◆ Wyoming law requires the state to hold unclaimed property in perpetuity until the rightful owner claims it.
Provided by the Unclaimed Property Division of the State Treasurer’s Office
Wyoming’s Unclaimed Property Division of the State Treasurer’s Office cut a record 8,062 checks totaling about $5.13 million to current and former Wyoming citizens and businesses during the fiscal year that ended June 30.
The number of checks issued is a 32.5 percent increase over the previous record that was set one year earlier. Wyoming State Treasurer Curt Meier said the investment into new software at the end of 2018 is one of the main reasons for the spike.
“This was our first full fiscal year utilizing the new technology,” Meier said. “We were able to operate more efficiently and, as a result, more of our citizens were able to recapture their money.”
Despite the increase in checks issued, Administrator of Unclaimed Property Jeff Robertson said the amount of money paid out during the year decreased when compared to the past couple of years.
“We were disappointed that payments didn’t increase along with the increase in approved claims,” Robertson said. “We just didn’t have as many large-value claims as we did the previous year. We had quite a few claims paying out hundreds of dollars, but the number of claims paying five or six digits was down considerably.”
Robertson said if you compare the claims paid in 2020 to 2019, there were only 74 checks that exceeded $10,000 this year.
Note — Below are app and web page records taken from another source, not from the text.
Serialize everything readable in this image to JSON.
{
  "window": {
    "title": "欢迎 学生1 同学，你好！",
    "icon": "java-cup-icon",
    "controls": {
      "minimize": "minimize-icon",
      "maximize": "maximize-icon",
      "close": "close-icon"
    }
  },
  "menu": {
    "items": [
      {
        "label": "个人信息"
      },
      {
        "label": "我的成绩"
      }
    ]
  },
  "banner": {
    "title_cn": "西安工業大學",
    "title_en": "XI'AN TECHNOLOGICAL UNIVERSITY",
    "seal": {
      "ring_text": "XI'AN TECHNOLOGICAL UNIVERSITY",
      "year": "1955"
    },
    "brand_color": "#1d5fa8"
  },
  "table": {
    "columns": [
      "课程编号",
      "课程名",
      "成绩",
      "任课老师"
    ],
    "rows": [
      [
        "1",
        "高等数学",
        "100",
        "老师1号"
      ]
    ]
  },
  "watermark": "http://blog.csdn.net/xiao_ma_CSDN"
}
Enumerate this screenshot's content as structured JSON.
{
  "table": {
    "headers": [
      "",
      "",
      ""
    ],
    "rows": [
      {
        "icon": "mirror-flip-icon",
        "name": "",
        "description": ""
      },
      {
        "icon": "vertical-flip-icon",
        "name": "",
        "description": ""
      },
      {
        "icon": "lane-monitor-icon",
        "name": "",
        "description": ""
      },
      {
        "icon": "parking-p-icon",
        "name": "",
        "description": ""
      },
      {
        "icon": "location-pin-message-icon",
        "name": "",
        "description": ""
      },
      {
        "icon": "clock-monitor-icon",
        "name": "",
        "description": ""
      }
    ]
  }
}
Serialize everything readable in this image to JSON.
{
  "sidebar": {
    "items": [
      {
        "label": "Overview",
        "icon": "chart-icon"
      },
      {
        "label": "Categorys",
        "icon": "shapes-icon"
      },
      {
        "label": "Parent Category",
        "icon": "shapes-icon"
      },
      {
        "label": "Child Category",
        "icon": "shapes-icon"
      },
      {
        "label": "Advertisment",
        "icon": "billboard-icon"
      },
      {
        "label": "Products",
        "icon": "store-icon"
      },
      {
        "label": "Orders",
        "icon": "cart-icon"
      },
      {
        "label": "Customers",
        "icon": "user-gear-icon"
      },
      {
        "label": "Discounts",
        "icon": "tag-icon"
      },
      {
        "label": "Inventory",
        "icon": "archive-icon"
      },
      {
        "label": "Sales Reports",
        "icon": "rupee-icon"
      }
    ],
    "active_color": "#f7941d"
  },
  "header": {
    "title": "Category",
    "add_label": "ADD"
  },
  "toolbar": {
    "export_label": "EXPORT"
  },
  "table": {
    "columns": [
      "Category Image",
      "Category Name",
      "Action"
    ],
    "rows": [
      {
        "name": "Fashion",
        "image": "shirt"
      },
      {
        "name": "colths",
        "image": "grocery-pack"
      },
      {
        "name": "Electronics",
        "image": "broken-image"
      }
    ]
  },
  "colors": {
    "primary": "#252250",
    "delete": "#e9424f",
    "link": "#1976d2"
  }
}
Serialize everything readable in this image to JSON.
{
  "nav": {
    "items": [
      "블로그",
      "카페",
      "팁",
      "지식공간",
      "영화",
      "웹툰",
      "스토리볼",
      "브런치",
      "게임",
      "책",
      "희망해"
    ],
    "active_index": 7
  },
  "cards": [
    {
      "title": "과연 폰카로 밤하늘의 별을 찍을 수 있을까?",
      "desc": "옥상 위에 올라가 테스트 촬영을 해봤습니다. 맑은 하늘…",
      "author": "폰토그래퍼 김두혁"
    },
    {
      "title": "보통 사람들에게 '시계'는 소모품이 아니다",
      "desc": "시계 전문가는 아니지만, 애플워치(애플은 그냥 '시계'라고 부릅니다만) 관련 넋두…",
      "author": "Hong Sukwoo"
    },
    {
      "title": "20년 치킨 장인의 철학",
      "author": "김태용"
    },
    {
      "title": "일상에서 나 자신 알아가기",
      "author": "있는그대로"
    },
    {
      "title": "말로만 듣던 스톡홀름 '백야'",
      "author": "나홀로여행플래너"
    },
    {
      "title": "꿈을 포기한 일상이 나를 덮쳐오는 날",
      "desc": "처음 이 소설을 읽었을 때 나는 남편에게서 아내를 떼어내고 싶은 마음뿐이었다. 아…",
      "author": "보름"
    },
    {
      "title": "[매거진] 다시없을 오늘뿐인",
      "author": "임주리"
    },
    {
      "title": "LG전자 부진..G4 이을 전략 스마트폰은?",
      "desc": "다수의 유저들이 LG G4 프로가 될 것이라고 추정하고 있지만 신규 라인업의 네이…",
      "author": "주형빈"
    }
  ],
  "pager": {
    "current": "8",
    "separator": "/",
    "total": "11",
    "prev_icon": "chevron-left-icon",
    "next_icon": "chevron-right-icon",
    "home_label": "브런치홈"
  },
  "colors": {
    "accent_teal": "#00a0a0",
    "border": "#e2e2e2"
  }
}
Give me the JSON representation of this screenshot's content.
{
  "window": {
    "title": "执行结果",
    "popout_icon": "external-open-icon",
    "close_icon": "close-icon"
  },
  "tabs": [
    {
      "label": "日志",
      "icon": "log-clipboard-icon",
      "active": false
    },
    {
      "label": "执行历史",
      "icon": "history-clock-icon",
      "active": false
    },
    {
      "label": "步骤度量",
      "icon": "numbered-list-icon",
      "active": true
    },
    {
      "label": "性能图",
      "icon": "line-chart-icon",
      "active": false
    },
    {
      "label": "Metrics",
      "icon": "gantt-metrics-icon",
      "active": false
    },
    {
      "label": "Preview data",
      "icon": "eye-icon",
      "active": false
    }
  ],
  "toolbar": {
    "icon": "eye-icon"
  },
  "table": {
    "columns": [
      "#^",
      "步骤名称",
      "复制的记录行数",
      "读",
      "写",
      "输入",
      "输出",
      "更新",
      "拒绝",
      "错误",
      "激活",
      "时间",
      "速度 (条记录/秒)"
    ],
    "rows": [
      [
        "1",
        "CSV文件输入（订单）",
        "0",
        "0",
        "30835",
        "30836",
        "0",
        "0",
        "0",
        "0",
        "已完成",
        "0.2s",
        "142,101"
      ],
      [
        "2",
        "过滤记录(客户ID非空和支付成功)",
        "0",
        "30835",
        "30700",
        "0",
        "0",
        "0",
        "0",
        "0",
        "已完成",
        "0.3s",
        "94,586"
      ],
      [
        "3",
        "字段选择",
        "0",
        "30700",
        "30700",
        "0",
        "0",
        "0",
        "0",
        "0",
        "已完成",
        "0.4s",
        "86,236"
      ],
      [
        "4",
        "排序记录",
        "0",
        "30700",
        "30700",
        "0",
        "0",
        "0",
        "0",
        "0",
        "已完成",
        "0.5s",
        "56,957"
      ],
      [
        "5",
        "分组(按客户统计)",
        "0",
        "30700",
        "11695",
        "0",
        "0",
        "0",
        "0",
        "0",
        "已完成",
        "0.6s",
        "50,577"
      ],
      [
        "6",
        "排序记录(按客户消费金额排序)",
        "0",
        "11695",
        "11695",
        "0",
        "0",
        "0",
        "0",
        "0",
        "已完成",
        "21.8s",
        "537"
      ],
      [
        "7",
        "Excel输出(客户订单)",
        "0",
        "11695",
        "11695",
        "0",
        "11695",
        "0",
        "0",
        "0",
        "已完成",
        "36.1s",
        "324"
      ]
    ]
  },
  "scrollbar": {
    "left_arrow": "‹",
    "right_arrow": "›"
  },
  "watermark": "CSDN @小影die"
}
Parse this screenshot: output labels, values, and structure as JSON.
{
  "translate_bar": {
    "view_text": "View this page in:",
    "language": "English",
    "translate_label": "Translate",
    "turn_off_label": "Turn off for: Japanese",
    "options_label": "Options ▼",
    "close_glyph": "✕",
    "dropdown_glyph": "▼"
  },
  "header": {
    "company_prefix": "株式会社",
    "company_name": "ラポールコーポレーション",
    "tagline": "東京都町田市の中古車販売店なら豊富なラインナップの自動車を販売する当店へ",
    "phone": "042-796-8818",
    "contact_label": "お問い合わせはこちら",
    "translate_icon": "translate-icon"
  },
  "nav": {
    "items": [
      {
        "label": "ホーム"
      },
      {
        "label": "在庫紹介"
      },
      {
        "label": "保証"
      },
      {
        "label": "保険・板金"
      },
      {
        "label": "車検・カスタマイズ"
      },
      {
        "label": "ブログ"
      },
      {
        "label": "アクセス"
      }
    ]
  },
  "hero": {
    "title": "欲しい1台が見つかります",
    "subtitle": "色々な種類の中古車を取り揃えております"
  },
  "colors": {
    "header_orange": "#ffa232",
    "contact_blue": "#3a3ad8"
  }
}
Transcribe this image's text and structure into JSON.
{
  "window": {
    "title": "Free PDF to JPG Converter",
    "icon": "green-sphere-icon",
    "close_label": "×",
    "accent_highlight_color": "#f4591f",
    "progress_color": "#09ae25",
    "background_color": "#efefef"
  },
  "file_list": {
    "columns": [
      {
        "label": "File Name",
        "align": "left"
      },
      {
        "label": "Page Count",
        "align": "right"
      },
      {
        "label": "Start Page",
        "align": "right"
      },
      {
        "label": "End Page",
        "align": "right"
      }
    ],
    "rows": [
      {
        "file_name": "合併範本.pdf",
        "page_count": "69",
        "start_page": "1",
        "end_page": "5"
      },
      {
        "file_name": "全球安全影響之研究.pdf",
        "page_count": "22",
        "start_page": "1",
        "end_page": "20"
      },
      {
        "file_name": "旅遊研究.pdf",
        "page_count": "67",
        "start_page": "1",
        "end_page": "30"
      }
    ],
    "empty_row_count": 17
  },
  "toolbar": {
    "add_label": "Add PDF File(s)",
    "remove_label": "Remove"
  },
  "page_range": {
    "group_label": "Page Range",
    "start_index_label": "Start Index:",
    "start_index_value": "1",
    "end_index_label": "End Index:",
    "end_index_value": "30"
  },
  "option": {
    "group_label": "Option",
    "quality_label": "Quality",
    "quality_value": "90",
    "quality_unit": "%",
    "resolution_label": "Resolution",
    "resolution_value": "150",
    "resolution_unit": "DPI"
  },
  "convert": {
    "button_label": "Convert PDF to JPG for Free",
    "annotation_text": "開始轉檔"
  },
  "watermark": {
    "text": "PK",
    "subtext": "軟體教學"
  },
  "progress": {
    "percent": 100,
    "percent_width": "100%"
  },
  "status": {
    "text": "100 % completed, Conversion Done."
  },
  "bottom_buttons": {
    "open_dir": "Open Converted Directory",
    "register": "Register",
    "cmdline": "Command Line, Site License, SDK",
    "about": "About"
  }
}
On the other hand, 143 of the checks issued in 2019 exceeded the $10,000 mark.
In 2020, the State received $9.460 million in unclaimed property while paying out $5.125 million to 8,062 recipients. For 2019, the State received $9.138 million while paying out $6.857 million to 6,084 individuals and businesses.
Property is turned over to the State when a business, agency or governmental entity owes property, typically money or stocks, to someone and for whatever reason cannot locate the owner for a specified time period.
Meier said the State is still holding approximately $91 million in unclaimed property, and it is easier than ever for individuals to claim their money.
“We encourage all citizens to go to our website at mycash.wyo.gov and see if they are entitled to any of these funds,” Meier said. “There is a two-minute video on the left side of the page that explains how to make a claim through the website.”
To make a valid claim, owners will need to provide information about themselves and may need to submit official documents. This could be as simple as a copy of a driver’s license if the property is in your name, but if you are claiming as an heir or a business additional documents may be requested.
Wyoming law requires the State to hold unclaimed property in perpetuity until the rightful owner is able to claim it.